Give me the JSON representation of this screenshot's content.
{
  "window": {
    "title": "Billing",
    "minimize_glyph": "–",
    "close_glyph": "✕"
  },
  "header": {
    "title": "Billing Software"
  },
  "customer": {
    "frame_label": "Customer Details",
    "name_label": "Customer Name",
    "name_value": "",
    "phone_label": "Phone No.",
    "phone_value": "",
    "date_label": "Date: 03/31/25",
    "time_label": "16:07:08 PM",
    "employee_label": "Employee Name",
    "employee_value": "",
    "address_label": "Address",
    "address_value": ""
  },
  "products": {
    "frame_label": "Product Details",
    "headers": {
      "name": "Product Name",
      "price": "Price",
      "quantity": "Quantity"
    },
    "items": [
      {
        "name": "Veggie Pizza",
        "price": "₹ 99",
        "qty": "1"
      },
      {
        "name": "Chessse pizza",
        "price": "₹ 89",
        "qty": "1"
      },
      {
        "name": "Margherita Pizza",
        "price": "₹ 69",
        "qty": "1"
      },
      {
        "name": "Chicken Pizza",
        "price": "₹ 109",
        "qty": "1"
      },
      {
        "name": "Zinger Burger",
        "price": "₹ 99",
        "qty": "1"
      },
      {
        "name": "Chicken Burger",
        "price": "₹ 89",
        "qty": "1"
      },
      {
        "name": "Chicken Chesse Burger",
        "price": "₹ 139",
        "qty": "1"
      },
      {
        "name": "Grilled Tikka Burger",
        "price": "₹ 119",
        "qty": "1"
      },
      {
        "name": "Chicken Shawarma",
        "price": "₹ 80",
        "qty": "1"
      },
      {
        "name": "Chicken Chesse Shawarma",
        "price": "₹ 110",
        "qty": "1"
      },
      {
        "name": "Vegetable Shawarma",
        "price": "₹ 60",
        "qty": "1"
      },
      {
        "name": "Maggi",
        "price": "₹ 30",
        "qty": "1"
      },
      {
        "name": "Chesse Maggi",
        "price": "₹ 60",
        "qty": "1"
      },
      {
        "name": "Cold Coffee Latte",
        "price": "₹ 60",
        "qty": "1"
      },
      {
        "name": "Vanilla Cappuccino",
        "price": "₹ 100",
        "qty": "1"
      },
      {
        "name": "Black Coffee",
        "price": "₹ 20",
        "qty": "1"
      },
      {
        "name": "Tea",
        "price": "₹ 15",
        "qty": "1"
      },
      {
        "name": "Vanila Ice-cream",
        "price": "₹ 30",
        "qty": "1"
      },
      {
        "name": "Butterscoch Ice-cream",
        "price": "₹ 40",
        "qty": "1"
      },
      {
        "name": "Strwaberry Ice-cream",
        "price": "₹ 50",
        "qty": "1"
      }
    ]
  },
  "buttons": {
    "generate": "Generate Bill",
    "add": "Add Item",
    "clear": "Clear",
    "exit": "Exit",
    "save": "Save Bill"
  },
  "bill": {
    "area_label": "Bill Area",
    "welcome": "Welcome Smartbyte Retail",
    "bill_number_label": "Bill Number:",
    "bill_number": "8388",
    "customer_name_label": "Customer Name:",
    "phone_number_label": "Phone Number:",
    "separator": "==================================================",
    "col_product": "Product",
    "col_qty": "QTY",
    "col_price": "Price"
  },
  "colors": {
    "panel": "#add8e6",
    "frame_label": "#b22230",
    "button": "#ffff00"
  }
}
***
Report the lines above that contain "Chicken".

• FINAL ANSWER:
        "name": "Chicken Pizza",
        "name": "Chicken Burger",
        "name": "Chicken Chesse Burger",
        "name": "Chicken Shawarma",
        "name": "Chicken Chesse Shawarma",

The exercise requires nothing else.